■ **Problem description**
The reply has to be a number alone, equal to how many lines in the entries below hold the string "this".

■ **Entries from a dataset of interfaces**
═══

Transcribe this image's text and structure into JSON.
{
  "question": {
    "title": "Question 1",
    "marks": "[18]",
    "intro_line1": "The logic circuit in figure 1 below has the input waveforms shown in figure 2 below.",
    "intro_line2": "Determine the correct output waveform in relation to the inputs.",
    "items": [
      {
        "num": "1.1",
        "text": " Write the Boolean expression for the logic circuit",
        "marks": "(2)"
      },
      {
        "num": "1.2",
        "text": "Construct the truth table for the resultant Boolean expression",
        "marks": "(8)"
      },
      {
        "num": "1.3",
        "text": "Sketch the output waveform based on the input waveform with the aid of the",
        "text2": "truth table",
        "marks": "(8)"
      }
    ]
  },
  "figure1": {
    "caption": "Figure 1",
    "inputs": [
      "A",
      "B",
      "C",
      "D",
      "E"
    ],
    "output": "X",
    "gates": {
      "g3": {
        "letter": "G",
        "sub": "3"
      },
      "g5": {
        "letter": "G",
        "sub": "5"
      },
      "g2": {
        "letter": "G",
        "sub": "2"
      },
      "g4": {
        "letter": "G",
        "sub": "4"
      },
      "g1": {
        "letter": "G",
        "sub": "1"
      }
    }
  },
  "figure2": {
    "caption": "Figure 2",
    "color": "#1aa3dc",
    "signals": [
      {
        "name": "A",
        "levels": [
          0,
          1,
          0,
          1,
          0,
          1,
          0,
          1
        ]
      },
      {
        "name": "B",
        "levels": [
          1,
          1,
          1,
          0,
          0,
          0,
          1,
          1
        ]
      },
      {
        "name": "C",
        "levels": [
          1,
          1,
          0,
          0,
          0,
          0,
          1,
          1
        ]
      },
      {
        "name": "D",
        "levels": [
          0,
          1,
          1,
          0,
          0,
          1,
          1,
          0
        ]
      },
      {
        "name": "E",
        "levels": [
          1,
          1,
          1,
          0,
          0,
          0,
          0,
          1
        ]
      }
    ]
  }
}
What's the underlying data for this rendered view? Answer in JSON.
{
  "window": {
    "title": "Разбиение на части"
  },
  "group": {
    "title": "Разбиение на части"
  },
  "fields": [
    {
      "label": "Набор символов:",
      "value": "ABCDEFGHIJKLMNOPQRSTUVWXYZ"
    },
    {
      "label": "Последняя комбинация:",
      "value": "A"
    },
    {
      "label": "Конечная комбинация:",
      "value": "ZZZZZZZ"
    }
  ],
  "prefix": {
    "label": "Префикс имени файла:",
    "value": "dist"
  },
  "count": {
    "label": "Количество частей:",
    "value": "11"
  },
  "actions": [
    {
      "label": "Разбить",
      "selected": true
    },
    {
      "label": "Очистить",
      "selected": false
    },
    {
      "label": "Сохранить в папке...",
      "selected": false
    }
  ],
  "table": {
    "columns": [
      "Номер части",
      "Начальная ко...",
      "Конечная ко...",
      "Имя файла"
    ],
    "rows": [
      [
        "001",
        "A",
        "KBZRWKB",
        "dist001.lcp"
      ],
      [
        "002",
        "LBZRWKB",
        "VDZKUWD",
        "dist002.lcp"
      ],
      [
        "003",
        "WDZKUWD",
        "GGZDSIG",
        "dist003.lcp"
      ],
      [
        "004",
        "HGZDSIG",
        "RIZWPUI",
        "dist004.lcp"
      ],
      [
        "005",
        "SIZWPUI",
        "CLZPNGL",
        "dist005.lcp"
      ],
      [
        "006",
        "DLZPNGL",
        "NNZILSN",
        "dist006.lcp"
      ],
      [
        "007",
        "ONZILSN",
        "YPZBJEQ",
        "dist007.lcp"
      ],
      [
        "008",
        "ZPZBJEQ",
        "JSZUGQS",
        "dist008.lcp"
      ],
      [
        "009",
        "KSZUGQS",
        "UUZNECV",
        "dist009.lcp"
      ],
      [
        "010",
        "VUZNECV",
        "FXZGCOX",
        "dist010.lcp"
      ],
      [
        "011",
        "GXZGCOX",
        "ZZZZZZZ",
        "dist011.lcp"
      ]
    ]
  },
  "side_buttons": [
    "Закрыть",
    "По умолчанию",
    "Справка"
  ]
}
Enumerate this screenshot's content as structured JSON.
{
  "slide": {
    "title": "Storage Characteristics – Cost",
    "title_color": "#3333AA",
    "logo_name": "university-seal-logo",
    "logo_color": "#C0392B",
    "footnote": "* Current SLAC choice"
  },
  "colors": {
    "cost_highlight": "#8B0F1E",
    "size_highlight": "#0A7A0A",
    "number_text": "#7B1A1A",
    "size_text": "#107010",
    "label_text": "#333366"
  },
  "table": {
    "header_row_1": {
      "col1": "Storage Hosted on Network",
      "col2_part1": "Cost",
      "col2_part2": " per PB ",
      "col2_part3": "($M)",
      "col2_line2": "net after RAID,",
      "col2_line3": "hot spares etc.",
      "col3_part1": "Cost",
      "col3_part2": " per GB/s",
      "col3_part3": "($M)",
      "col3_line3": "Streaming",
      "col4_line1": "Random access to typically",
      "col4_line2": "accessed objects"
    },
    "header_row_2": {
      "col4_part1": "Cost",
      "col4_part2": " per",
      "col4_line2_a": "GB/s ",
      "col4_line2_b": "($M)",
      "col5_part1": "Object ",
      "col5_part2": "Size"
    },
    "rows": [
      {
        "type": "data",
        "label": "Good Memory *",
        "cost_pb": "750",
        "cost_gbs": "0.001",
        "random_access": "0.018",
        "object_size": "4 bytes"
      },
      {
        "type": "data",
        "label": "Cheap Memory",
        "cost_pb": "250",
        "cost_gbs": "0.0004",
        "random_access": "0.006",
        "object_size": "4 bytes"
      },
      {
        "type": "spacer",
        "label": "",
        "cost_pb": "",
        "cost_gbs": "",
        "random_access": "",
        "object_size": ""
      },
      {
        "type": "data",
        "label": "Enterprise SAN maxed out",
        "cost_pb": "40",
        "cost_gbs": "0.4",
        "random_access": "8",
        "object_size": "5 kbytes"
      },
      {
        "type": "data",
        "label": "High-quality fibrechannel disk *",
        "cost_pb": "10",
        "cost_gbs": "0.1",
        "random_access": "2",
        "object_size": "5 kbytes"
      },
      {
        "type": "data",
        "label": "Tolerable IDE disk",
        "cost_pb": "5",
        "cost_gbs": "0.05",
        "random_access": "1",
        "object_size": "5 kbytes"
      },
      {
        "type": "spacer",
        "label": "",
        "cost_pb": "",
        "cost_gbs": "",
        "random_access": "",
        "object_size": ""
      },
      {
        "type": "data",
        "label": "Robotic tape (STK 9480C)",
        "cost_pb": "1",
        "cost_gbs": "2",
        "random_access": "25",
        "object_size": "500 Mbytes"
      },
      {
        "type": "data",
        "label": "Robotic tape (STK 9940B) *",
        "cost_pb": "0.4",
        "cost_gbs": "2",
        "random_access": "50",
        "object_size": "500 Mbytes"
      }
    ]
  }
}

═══

■ **Solution to the problem**
3